“I think in agriculture they will hit $50 billion,” Trump told reporters in the Oval Office.
Trump added that the total amount of purchases of U.S. products by China would be much more because China had also agreed to increase purchases of manufactured goods.
“It’s a phenomenal deal,” Trump said. “And I say, affectionately, the farmers are going to have to go out and buy much larger tractors, because it means a lot of business, a tremendous amount of business.”
The U.S. agreed to cut in half the tariff currently set at 15 percent on around $120 billion of imports from China. It also canceled the additional tariffs scheduled to take effect Sunday. This leaves in place the 25 percent tariffs on $250 billion of Chinese goods. President Trump said his administration would use the tariffs in negotiations in the next phase of trade talks.
Earlier Friday, spokespeople for China made the first official announcement of the trade agreement that had been widely reported to have been reached Thursday afternoon. The Chinese officials, however, defied expectations that they would announce details of the agreement or specific amounts for upcoming purchases of U.S. goods.
In October, when the phase one trade deal was first announced, China also refused to publicly commit to specific purchase amounts. In talks over the last few months, China maintained its insistence that it should not have to publicly set a dollar amount of its purchases of U.S. products.
Details may yet emerge. A spokesman for China said the text of the deal includes nine chapters, covering intellectual property rights, technology transfer, agricultural products, financial services, exchange rates, and dispute resolution.
A press release from the U.S. Trade Representative appeared to follow the same script.

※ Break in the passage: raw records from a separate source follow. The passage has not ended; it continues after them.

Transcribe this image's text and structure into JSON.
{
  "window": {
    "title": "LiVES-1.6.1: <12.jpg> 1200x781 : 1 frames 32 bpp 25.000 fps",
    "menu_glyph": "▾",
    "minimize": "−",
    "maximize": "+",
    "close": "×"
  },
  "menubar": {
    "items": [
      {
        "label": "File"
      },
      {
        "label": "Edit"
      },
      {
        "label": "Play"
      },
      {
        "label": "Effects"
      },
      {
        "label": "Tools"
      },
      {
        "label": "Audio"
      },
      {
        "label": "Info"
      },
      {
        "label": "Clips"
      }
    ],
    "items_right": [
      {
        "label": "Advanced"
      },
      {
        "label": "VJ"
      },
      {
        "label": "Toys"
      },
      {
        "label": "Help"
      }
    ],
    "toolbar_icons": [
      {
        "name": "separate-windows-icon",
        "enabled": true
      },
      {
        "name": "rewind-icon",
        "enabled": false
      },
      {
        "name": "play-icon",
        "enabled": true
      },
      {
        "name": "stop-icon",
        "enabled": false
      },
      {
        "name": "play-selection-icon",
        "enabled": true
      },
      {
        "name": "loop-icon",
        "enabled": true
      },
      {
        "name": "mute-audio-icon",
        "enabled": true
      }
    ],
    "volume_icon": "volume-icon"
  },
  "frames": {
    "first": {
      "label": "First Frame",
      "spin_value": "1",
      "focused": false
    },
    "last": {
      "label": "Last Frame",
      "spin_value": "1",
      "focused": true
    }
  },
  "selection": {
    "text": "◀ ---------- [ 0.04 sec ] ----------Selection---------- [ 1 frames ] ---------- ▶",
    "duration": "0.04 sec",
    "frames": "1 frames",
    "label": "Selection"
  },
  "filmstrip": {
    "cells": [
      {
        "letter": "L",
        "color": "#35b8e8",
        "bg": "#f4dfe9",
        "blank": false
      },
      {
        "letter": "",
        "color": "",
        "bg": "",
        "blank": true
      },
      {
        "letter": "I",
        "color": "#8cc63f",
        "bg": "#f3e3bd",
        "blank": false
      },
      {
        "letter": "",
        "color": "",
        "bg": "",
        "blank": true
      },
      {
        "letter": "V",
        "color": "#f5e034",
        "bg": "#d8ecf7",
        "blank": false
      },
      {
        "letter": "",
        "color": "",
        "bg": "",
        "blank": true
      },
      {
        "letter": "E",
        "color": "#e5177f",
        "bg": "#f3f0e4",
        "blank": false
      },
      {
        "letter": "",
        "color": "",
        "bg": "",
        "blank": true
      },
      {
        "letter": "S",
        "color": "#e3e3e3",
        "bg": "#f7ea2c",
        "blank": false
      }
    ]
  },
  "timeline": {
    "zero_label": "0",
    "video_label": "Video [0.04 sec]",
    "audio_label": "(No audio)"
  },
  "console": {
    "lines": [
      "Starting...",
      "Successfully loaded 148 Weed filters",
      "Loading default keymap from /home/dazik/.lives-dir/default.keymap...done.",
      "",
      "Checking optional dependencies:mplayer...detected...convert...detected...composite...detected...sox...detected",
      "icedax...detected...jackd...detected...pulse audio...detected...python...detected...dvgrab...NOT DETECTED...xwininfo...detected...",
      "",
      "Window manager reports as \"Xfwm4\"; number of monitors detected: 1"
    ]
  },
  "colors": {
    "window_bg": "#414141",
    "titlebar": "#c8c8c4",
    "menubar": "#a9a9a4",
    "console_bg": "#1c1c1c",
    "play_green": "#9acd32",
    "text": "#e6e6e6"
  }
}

“The United States and China have reached an historic and enforceable agreement on a Phase One trade deal that requires structural reforms and other changes to China’s economic and trade regime in the areas of intellectual property, technology transfer, agriculture, financial services, and currency and foreign exchange,” the U.S. press release said.